**Problem statement**
Consider the entries below. Count the lines holding the string "data" and state the number only.
Excerpted records below:
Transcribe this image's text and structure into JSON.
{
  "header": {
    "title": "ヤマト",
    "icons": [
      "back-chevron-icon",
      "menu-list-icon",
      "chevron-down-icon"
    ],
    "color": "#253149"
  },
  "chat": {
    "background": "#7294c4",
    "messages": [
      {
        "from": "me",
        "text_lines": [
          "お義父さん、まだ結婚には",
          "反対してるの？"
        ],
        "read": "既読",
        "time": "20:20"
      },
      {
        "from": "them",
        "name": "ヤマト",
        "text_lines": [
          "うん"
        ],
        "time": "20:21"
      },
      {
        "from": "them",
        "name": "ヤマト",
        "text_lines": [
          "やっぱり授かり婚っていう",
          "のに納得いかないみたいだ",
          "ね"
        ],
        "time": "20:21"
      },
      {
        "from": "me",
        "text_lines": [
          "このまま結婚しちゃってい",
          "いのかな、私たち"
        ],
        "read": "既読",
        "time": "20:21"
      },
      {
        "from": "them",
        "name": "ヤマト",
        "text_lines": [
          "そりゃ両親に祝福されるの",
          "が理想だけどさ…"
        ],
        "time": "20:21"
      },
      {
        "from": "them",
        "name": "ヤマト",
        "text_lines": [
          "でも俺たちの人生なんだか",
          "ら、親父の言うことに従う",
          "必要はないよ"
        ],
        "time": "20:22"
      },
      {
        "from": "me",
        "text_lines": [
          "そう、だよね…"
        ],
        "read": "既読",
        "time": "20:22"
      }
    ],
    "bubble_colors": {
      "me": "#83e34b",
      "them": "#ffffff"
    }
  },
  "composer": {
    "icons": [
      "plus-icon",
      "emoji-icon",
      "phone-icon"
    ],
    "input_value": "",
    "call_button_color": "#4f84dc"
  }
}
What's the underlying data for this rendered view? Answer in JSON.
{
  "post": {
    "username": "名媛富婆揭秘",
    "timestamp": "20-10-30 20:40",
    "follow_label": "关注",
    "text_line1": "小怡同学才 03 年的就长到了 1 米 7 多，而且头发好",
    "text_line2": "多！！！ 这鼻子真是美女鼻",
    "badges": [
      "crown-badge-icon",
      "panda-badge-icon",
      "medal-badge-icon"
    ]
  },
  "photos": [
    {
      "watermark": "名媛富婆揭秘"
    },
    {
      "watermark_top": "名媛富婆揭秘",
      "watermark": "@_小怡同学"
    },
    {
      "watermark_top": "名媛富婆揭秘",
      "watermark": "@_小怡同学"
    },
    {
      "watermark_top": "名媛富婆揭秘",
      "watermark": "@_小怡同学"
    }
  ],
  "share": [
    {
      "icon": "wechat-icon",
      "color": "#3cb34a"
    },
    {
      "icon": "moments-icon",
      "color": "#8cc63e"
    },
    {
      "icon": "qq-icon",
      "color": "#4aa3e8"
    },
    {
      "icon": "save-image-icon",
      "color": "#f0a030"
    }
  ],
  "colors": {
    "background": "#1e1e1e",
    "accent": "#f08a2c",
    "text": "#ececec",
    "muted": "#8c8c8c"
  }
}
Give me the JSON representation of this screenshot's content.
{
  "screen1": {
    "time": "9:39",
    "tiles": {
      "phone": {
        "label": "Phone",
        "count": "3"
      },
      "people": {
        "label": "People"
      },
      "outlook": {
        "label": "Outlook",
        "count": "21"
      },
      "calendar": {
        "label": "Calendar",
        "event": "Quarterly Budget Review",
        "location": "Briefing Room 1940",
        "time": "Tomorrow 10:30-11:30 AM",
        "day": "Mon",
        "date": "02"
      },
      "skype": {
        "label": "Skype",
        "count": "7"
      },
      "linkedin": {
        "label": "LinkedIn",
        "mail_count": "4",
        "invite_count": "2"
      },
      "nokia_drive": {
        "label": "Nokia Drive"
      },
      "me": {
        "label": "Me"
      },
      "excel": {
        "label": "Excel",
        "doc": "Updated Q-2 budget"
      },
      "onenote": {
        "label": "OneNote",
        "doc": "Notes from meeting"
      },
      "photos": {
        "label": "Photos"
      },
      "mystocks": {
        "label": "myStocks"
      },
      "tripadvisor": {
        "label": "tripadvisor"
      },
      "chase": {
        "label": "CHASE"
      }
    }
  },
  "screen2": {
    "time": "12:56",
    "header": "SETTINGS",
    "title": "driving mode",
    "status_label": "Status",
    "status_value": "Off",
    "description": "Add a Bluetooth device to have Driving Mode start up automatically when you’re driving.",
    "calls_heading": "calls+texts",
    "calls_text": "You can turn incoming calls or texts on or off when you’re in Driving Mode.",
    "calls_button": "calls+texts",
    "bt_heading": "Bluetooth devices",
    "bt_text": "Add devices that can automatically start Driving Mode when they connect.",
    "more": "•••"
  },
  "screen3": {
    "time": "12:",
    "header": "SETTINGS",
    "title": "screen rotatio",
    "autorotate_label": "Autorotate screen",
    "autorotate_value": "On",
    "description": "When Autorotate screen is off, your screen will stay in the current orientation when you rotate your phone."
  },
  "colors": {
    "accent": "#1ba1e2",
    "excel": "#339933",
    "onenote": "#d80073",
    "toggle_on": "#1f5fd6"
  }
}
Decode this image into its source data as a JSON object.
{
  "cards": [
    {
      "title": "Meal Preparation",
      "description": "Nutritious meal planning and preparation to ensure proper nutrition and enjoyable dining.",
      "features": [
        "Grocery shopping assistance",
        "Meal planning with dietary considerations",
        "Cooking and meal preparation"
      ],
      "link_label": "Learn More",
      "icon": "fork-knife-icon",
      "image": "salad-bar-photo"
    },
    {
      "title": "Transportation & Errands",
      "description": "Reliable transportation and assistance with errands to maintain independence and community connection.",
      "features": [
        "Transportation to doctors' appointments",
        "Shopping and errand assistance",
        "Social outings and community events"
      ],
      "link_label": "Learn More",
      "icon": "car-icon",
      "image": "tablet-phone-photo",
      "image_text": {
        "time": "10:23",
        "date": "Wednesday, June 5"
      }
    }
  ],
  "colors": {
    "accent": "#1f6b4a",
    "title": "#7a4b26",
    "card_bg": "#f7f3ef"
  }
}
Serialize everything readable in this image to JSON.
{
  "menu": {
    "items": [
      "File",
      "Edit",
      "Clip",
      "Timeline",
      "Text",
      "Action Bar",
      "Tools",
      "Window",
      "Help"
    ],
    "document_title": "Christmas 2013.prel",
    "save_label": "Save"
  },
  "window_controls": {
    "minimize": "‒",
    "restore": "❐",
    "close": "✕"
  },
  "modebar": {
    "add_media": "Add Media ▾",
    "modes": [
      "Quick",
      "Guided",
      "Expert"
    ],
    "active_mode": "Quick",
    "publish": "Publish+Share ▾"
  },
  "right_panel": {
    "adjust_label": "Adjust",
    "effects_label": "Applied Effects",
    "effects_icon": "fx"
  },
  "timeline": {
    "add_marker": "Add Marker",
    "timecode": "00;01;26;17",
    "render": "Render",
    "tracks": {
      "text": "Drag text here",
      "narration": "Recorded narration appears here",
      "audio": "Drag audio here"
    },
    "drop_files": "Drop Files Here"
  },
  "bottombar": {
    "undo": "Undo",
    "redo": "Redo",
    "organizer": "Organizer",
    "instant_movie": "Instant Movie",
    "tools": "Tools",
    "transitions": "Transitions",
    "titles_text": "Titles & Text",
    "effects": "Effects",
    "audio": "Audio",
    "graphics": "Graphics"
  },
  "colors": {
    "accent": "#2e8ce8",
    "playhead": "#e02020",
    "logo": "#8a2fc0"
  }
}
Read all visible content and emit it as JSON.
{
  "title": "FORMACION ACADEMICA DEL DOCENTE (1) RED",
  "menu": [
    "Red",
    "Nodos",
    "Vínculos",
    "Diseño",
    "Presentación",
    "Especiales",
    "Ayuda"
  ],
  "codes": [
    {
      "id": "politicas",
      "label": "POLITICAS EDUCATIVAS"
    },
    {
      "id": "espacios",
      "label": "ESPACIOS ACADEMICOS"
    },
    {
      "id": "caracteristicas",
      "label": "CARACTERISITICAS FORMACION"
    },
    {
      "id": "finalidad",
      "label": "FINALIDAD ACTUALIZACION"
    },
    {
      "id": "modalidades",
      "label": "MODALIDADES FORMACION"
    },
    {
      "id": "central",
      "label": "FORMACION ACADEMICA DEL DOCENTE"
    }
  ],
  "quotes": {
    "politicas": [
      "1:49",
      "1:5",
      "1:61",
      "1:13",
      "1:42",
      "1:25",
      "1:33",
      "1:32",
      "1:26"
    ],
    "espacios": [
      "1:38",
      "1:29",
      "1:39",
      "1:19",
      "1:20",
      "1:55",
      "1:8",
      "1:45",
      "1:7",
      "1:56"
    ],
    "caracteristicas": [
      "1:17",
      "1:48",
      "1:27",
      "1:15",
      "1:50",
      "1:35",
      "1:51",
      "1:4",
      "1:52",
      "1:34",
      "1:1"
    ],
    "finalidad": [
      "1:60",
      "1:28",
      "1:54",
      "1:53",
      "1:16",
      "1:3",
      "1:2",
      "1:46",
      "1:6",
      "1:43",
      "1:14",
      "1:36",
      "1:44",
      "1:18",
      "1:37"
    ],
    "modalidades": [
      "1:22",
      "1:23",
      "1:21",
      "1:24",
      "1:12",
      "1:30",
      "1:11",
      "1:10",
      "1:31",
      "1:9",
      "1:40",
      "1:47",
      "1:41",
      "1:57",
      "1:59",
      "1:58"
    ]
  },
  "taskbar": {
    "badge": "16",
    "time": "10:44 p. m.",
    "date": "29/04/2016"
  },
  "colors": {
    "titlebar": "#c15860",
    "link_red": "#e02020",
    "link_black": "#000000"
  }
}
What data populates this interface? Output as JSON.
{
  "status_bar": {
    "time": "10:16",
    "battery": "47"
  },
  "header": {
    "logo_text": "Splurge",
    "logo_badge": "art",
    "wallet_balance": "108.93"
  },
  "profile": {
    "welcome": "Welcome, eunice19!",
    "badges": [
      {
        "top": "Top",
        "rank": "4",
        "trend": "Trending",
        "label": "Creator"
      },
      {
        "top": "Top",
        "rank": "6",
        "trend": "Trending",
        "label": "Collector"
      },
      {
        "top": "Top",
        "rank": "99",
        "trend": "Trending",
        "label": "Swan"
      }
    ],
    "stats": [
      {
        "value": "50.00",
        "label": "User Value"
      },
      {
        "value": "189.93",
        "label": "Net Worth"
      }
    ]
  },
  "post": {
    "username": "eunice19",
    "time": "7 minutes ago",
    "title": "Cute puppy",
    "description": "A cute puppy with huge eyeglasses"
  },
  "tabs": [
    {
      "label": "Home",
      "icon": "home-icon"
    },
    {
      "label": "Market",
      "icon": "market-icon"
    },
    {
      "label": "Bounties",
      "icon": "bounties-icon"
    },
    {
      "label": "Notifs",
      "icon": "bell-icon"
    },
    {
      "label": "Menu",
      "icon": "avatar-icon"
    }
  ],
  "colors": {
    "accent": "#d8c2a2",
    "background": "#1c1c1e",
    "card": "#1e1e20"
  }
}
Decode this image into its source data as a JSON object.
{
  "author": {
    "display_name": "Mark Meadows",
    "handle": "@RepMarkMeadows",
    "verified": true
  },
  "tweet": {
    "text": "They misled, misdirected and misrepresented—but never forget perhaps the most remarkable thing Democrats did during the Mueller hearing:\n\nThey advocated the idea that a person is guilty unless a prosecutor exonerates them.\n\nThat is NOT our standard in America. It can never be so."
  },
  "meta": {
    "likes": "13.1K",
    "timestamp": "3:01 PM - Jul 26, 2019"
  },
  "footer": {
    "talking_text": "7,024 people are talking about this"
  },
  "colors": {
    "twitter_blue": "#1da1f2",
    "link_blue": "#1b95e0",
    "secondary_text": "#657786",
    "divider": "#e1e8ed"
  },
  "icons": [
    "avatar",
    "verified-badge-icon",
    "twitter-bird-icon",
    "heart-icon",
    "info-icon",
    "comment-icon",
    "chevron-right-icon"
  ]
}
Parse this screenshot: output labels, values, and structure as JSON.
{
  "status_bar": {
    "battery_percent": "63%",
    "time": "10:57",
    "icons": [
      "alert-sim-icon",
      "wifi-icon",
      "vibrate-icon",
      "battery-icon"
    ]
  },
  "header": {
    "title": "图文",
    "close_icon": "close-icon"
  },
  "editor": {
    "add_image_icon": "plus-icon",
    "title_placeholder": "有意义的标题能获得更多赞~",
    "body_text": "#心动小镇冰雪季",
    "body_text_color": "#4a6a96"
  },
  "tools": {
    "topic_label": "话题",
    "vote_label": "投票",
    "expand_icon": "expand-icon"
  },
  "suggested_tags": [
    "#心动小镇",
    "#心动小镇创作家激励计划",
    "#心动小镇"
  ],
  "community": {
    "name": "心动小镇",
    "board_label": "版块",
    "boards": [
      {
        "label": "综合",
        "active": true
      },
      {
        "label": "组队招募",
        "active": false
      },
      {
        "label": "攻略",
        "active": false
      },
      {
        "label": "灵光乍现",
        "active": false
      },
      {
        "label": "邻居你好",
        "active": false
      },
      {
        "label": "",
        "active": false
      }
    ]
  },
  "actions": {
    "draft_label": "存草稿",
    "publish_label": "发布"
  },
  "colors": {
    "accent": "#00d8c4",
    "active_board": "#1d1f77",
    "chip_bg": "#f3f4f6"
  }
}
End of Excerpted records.
**Answer below**
4